Colonel Jim Yonts, a spokesman for the coalition, said the equipment used in most neo-Taliban attacks in Afghanistan is not as complex as the devices being used in Iraq. He said many improvised explosive devices encountered by U.S. troops in Afghanistan either fail to detonate or explode prematurely.
Yonts concluded that the only similarities between attacks in Iraq and Afghanistan are the fact that suicide attacks are being aimed at civilians, religious leaders, and nongovernmental organizations in an attempt to break the will of coalition forces and Afghanistan's emerging civil society.
Sign Of Discontent?
Rassul Khan, a security officer in Kabul, told RFE/RL's Tajik Service today that he thinks the increase in suicide attacks is a result of growing dissatisfaction with Karzai's central government.
"Enemies of the government are increasing," he said. "There are shortcomings in the three armed forces of Afghanistan.
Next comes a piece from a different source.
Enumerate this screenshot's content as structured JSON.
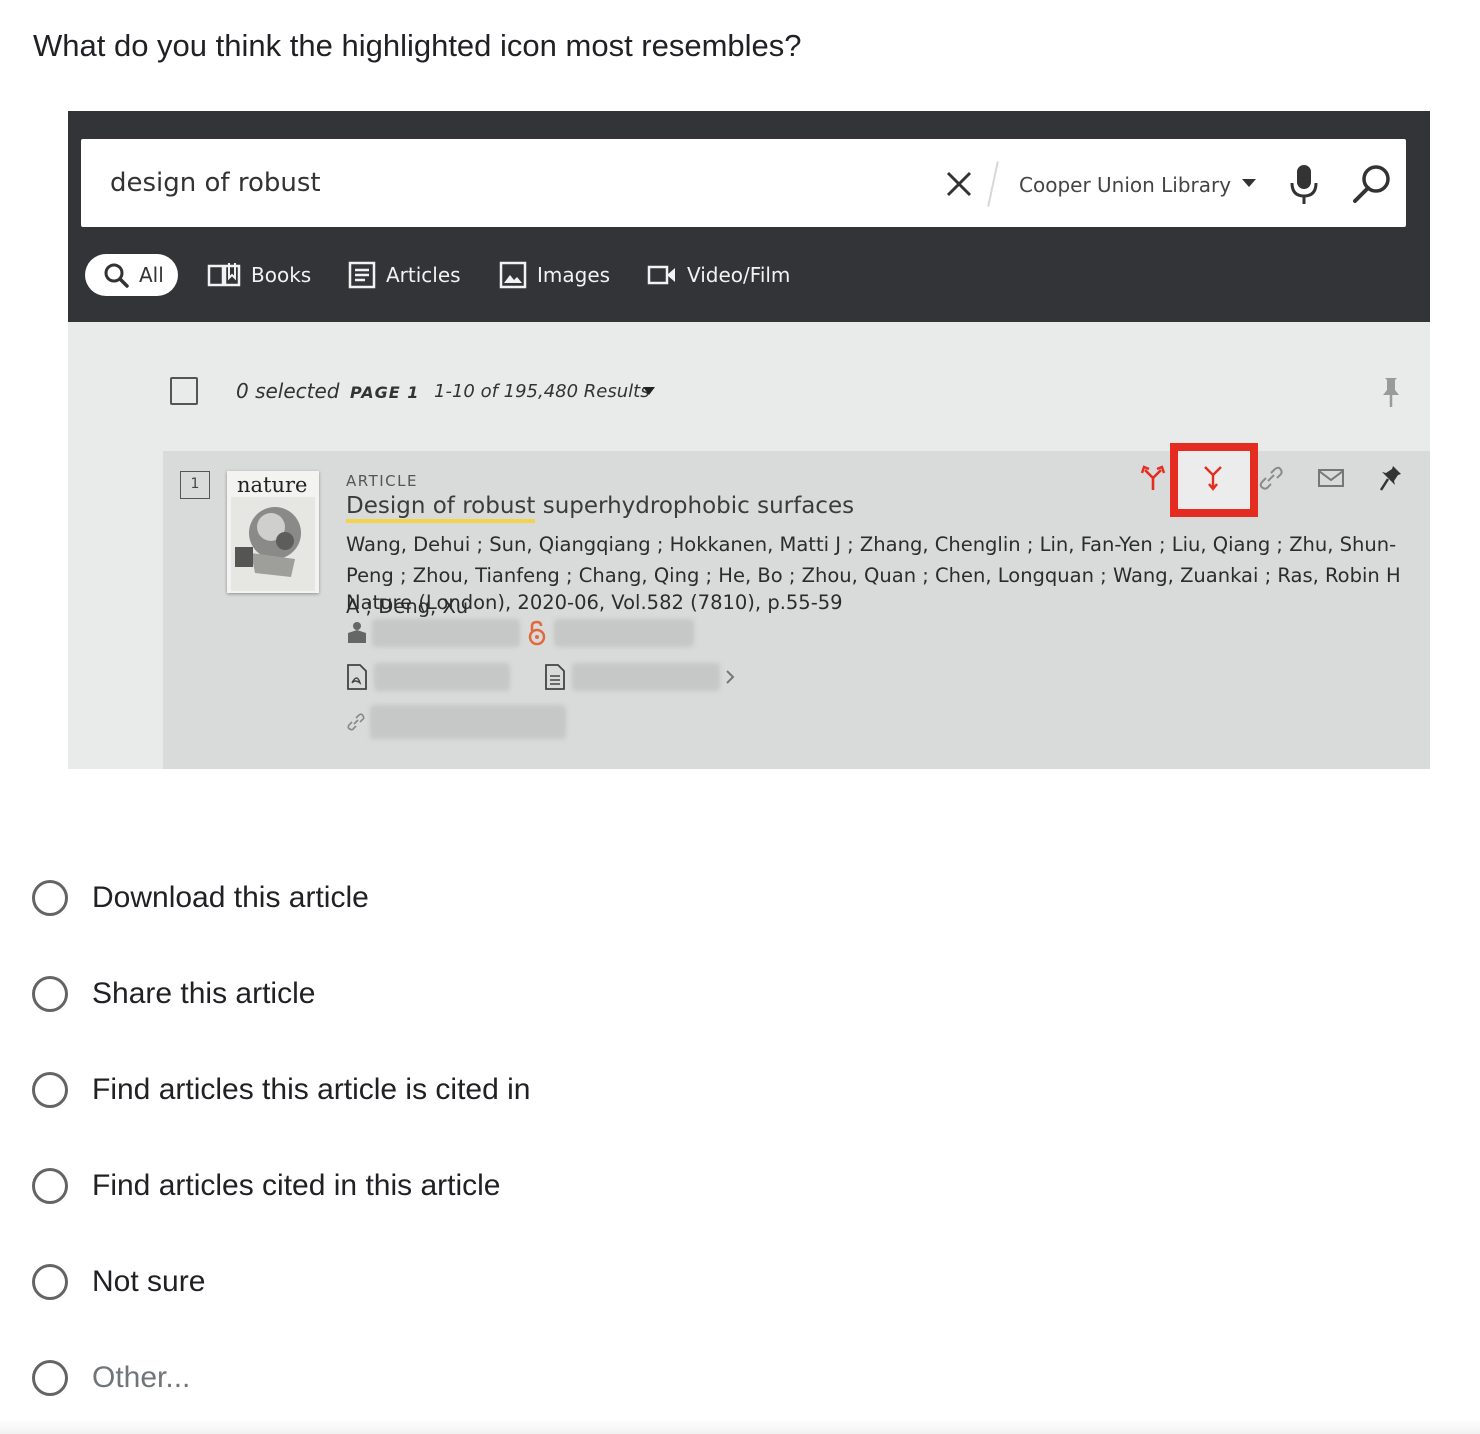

In fact, many who work for the government, whether it be civilians or military posts, are not happy with the government. They are not rewarded well and they feel disillusioned. My personal opinion -- and I may be proven wrong -- is that the current policies of the government are not to the benefit of the country and the people. Maybe [in the future] it could be positive."
But many Afghans are convinced that Afghan militants are not carrying out suicide bombings against other Afghans. Kabul resident Joma Gul is among those who see the recent wave of suicide attacks as the work of foreign terrorists.
"I think suicide bombings across Afghanistan are the work mainly of Arabs," Joma Gul said. "At times they are accompanied by Pakistanis."
Faissal, another resident of Kabul, told RFE/RL today that regardless of their nationality, suicide bombers should be condemned as cowards. In his words, if suicide bombers were "real men, they would come out and fight openly."
(Contributors to this report include Reshteen Qaderi in Kandahar and Safia Hasaff in Kabul from RFE/RL's Afghan Service and Farhad Milad in Kabul and Farengiz Najibullah in Prague from RFE/RL's Tajik Service.)